If someone sideswipes your car and takes off, the first responding officer has the first responsibility to investigate. There are 13 investigators in the Accident Investigation Unit looking into the rest, which is when someone is seriously hurt or dies.

But, is that enough? Sgt. Wilson said it is not.

"Everybody in the police department wants more people, yes," said Sgt. Wilson.

He said they follow up on thousands of crashes a year. He said even with cameras, some investigations can be dead ends.

"We can actually see a crash," said Sgt. Wilson, "and then we see all of our witnesses drive away."

So, what is the solution?

"We don't want to turn our society into a police state," said Sgt. Wilson. "We don't want video tape at every intersection, investigatively that would help, but at what cost?"

These are crimes that often leave families searching for answers.

"You're numb," said Frank Gavula, the father of a victim. "You don't know what to say or what to do."

A driver took off in Clintonville on Labor Day weekend this year, hitting and sideswiping a string of cars. That driver did not stop, eventually slamming into 35-year-old Adrienne Gavula. Her car was stopped at a red light at High Street and Arcadia Avenue.

"They kept trying things and trying things and she would have never wanted to live like that," said her father.

Gavula was a community leader, working for the ACLU of Ohio for years.

"She was generous and always pushed people to be the very best you can be," said Frank Gavula.

Right now, no arrests have been made and police continue their investigation.

"I want revenge," said her dad. "I would like to see him in jail."

Family and friends have posted fliers.

"She fought for everyone," said close friend Allie Johnson. "She would have fought for the man who killed her."

Flowers are still in front of the tree where Adrienne lost her life those months ago.

Police said they cannot comment on either case because the investigations into both remain open. Numbers show the Accident Investigation Unit solves many fatal hit skips.

Columbus' mayor just announced that $2 million will be dedicated to police for special projects targeting street safety and solving murders. That money will go to overtime, not for additional officers.

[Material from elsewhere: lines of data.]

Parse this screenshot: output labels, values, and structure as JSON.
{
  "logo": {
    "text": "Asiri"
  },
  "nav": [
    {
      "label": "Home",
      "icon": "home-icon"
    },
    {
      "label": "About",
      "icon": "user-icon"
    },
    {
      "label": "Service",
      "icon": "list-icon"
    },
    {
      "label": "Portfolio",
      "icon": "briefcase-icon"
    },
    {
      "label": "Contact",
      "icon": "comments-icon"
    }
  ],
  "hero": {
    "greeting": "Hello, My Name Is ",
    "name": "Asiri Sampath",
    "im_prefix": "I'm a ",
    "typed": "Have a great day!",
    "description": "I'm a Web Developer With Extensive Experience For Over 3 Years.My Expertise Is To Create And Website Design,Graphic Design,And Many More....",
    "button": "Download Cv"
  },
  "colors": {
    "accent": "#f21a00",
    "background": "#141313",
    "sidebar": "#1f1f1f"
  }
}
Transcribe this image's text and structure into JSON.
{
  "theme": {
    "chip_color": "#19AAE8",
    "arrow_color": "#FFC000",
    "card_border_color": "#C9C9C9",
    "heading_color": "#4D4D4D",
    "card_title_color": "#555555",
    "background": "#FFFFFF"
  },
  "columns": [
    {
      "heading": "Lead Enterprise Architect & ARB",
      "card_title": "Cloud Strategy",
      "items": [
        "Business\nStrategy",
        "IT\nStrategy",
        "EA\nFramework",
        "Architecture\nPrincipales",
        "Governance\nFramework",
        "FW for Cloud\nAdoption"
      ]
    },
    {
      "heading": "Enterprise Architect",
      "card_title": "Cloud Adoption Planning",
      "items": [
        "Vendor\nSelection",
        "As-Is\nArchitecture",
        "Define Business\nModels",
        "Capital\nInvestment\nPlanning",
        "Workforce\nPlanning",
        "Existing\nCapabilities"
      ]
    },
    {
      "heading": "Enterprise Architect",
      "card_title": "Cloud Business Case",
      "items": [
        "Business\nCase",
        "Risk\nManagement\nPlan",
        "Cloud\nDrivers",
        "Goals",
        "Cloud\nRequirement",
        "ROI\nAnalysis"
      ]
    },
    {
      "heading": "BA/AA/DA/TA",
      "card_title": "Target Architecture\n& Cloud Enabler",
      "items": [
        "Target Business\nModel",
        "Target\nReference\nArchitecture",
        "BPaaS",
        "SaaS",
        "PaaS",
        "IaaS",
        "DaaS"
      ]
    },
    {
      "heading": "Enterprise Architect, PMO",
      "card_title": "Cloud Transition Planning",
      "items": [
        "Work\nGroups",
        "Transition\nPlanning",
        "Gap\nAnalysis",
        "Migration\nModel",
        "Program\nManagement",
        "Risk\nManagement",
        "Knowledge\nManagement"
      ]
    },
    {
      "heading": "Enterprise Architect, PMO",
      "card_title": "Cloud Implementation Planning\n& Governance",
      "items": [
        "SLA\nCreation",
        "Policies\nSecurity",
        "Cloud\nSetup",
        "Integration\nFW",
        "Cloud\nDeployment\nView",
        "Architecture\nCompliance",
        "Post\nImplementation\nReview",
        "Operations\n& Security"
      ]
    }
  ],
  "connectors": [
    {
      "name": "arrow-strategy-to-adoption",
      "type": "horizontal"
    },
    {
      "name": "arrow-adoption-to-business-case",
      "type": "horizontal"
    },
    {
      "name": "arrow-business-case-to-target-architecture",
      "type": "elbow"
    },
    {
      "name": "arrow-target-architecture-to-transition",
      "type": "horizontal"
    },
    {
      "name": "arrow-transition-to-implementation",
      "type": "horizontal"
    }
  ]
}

Police told ABC6/FOX28 that additional officers are always wanted, but in terms of the next budget, it is premature to say more at this point.

In the meantime, police also said they will continue to look at accident patterns and shift patrols where needed.